The celebration of the seemingly mundane and quotidian is a recurrent theme of the poem. Animals, plants and insects find several references. The author employs geographical and ecological markers are part of ‘his’ identity. For example, in line 694, section 32 we see “They [animals] bring me tokens of myself … they evince them plainly in their possession” (line 694). The theme of interconnectedness and interdependency of all life forms is best illustrated in Whitman’s allusions to animal life. Though his work preceded Charles Darwin’s publication of the Theory of Evolution by Natural Selection, Whitman’s position aligns with the scientific view. The line “I believe a leaf of grass is no less than the journeywork of the stars” (Section 31) is remarkably congruent with the theory of evolution. Whitman is also hinting at a larger philosophical point that the individual ego is small and insignificant in the cosmic scheme of things. The poem captures Whitman’s understanding of the nature of the soul. For example, the author has claimed in another publication that

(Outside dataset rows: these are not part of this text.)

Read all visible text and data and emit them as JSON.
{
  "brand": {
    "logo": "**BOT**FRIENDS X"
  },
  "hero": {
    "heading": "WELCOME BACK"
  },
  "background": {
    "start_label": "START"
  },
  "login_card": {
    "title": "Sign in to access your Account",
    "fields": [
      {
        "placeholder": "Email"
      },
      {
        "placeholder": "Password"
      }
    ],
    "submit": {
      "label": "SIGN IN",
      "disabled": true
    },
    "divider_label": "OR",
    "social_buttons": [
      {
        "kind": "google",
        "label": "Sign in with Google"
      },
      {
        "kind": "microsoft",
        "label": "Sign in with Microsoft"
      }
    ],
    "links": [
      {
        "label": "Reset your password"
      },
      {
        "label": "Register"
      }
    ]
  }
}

“the soul or spirit transmits itself into all matter–into rocks, and can live the life of a rock into the sea, and can feel itself the sea–into the oak, or other tree—into an animal, and feel itself a horse, a fish, or a bird into the earth–into the motions of the suns and stars.” (Trecker, 2011, p.12)
In conclusion, it is apt to say that Song of Myself exhibits a style that is neither immediate nor abstract. In other words, the style employed by Whitman neither conveys distance nor possess intimacy. Far removed from realism, the poem is a eulogy for the notion of unity under the sweeping grandeur of the cosmos. It is rich in features of psychology, symbolism, characterization and theme.
- Donoghue, Denis. “Of “Song of Myself”” The Hudson Review2 (2012): 247+.
- Genoways, Ted. “Inventing Walt Whitman.” The Virginia Quarterly Review2 (2005): 1+.
- Trecker, Janice Law. “The Ecstatic Epistemology of Song of Myself.” The Midwest Quarterly1 (2011): 11+.